Items from an interface collection
..............................

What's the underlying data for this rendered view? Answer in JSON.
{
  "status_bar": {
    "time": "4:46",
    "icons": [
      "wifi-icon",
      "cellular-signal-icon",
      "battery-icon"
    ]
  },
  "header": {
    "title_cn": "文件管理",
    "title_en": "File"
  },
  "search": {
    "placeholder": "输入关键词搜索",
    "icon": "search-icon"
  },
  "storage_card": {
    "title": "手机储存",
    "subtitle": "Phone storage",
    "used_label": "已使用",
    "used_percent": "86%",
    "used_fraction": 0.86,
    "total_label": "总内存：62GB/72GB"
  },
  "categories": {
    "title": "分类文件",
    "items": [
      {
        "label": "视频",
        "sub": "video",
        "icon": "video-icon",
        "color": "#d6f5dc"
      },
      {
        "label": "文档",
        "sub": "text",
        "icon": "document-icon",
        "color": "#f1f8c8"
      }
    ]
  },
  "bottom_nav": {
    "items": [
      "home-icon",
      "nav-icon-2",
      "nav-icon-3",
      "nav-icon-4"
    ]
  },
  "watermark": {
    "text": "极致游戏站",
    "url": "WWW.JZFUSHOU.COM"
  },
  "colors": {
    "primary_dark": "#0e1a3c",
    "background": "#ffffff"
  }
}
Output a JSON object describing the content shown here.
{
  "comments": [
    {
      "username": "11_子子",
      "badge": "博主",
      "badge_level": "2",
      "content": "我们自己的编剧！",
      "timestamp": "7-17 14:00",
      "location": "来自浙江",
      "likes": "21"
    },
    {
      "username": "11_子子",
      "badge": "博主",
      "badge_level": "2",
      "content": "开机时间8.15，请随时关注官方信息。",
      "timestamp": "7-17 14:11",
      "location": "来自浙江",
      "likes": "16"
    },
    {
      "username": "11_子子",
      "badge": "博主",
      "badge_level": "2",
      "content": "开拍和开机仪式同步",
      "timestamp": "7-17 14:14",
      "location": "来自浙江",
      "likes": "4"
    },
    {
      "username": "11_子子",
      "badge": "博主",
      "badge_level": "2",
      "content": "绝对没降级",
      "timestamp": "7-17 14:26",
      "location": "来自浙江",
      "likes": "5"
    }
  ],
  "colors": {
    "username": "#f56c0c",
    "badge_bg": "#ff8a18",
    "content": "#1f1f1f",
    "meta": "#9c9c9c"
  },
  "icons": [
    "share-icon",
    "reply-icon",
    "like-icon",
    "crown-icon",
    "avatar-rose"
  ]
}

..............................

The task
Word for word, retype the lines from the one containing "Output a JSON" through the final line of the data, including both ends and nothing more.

Final answer
Output a JSON object describing the content shown here.
{
  "comments": [
    {
      "username": "11_子子",
      "badge": "博主",
      "badge_level": "2",
      "content": "我们自己的编剧！",
      "timestamp": "7-17 14:00",
      "location": "来自浙江",
      "likes": "21"
    },
    {
      "username": "11_子子",
      "badge": "博主",
      "badge_level": "2",
      "content": "开机时间8.15，请随时关注官方信息。",
      "timestamp": "7-17 14:11",
      "location": "来自浙江",
      "likes": "16"
    },
    {
      "username": "11_子子",
      "badge": "博主",
      "badge_level": "2",
      "content": "开拍和开机仪式同步",
      "timestamp": "7-17 14:14",
      "location": "来自浙江",
      "likes": "4"
    },
    {
      "username": "11_子子",
      "badge": "博主",
      "badge_level": "2",
      "content": "绝对没降级",
      "timestamp": "7-17 14:26",
      "location": "来自浙江",
      "likes": "5"
    }
  ],
  "colors": {
    "username": "#f56c0c",
    "badge_bg": "#ff8a18",
    "content": "#1f1f1f",
    "meta": "#9c9c9c"
  },
  "icons": [
    "share-icon",
    "reply-icon",
    "like-icon",
    "crown-icon",
    "avatar-rose"
  ]
}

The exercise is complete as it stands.